*** Opening of DATA FOR ANALYSIS ***

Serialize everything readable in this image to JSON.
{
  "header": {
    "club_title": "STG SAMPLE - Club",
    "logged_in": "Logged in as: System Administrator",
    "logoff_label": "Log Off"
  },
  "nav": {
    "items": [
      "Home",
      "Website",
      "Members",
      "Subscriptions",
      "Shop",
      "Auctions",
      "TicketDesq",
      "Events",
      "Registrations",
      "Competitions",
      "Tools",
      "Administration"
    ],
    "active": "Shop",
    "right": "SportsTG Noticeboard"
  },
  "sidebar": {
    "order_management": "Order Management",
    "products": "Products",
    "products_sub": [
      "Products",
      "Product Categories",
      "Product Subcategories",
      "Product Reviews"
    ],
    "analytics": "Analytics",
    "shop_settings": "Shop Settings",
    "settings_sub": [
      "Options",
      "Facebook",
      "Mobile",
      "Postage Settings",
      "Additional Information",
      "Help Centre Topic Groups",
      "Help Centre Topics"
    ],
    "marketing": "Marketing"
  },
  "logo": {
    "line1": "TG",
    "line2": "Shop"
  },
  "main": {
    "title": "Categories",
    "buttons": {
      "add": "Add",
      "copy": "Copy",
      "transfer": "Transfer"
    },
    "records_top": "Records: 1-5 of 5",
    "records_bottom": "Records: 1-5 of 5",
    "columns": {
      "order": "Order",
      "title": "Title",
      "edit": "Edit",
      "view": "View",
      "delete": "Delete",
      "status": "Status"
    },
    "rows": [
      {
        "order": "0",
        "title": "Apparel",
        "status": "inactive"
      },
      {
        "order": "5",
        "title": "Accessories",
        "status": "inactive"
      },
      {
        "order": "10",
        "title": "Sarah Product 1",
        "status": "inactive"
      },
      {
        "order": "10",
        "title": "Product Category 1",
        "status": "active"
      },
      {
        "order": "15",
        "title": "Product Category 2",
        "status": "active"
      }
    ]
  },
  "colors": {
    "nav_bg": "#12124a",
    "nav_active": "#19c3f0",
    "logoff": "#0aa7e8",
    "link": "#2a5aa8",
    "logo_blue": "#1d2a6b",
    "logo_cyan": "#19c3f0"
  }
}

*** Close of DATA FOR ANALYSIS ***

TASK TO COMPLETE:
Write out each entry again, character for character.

YOUR RESPONSE:
Serialize everything readable in this image to JSON.
{
  "header": {
    "club_title": "STG SAMPLE - Club",
    "logged_in": "Logged in as: System Administrator",
    "logoff_label": "Log Off"
  },
  "nav": {
    "items": [
      "Home",
      "Website",
      "Members",
      "Subscriptions",
      "Shop",
      "Auctions",
      "TicketDesq",
      "Events",
      "Registrations",
      "Competitions",
      "Tools",
      "Administration"
    ],
    "active": "Shop",
    "right": "SportsTG Noticeboard"
  },
  "sidebar": {
    "order_management": "Order Management",
    "products": "Products",
    "products_sub": [
      "Products",
      "Product Categories",
      "Product Subcategories",
      "Product Reviews"
    ],
    "analytics": "Analytics",
    "shop_settings": "Shop Settings",
    "settings_sub": [
      "Options",
      "Facebook",
      "Mobile",
      "Postage Settings",
      "Additional Information",
      "Help Centre Topic Groups",
      "Help Centre Topics"
    ],
    "marketing": "Marketing"
  },
  "logo": {
    "line1": "TG",
    "line2": "Shop"
  },
  "main": {
    "title": "Categories",
    "buttons": {
      "add": "Add",
      "copy": "Copy",
      "transfer": "Transfer"
    },
    "records_top": "Records: 1-5 of 5",
    "records_bottom": "Records: 1-5 of 5",
    "columns": {
      "order": "Order",
      "title": "Title",
      "edit": "Edit",
      "view": "View",
      "delete": "Delete",
      "status": "Status"
    },
    "rows": [
      {
        "order": "0",
        "title": "Apparel",
        "status": "inactive"
      },
      {
        "order": "5",
        "title": "Accessories",
        "status": "inactive"
      },
      {
        "order": "10",
        "title": "Sarah Product 1",
        "status": "inactive"
      },
      {
        "order": "10",
        "title": "Product Category 1",
        "status": "active"
      },
      {
        "order": "15",
        "title": "Product Category 2",
        "status": "active"
      }
    ]
  },
  "colors": {
    "nav_bg": "#12124a",
    "nav_active": "#19c3f0",
    "logoff": "#0aa7e8",
    "link": "#2a5aa8",
    "logo_blue": "#1d2a6b",
    "logo_cyan": "#19c3f0"
  }
}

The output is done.